───── RECORDS TO USE
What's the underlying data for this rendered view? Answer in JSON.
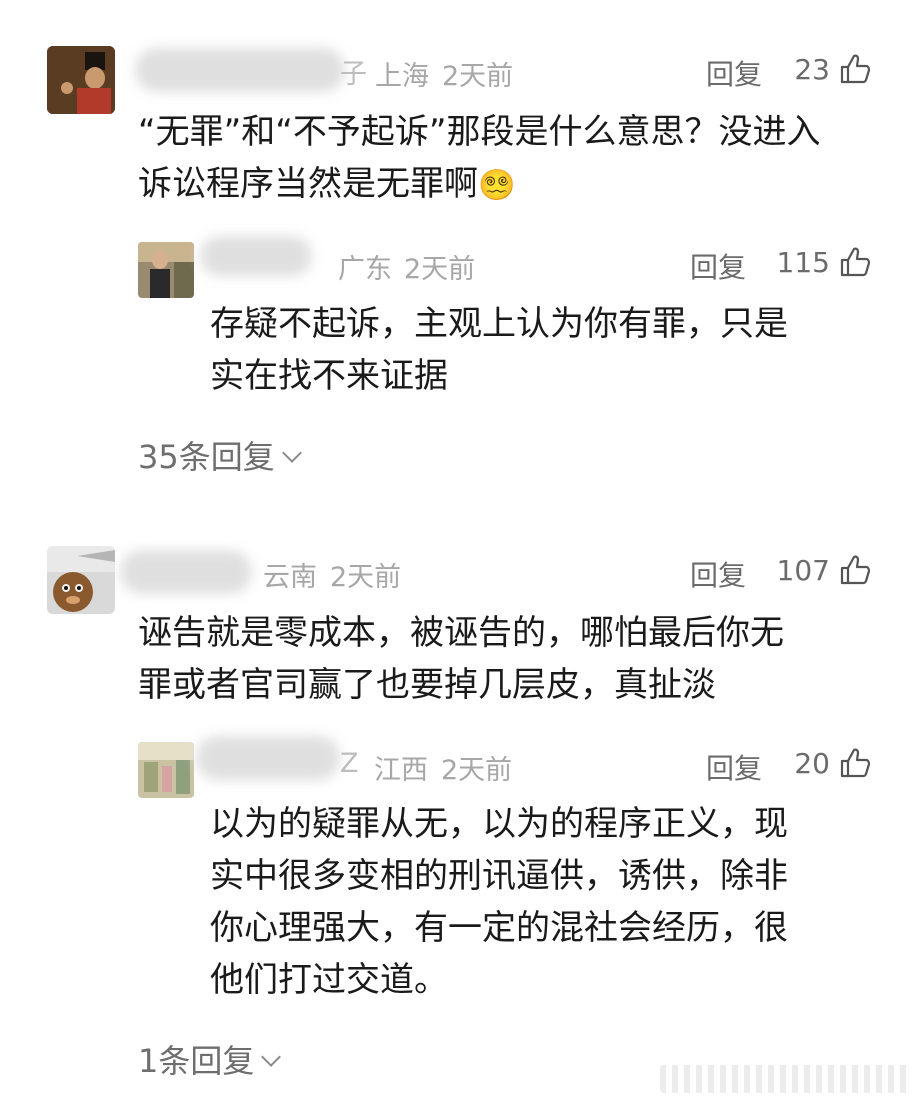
{
  "comments": [
    {
      "location": "上海",
      "time": "2天前",
      "name_tail": "子",
      "reply_label": "回复",
      "likes": "23",
      "lines": [
        "“无罪”和“不予起诉”那段是什么意思？没进入",
        "诉讼程序当然是无罪啊"
      ],
      "emoji": "😵‍💫",
      "sub": {
        "location": "广东",
        "time": "2天前",
        "reply_label": "回复",
        "likes": "115",
        "lines": [
          "存疑不起诉，主观上认为你有罪，只是",
          "实在找不来证据"
        ]
      },
      "more_replies": "35条回复"
    },
    {
      "location": "云南",
      "time": "2天前",
      "reply_label": "回复",
      "likes": "107",
      "lines": [
        "诬告就是零成本，被诬告的，哪怕最后你无",
        "罪或者官司赢了也要掉几层皮，真扯淡"
      ],
      "sub": {
        "location": "江西",
        "time": "2天前",
        "name_tail": "Z",
        "reply_label": "回复",
        "likes": "20",
        "lines": [
          "以为的疑罪从无，以为的程序正义，现",
          "实中很多变相的刑讯逼供，诱供，除非",
          "你心理强大，有一定的混社会经历，很",
          "他们打过交道。"
        ]
      },
      "more_replies": "1条回复"
    }
  ]
}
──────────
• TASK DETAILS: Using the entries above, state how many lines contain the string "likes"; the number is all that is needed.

• EXPECTED OUTPUT: 4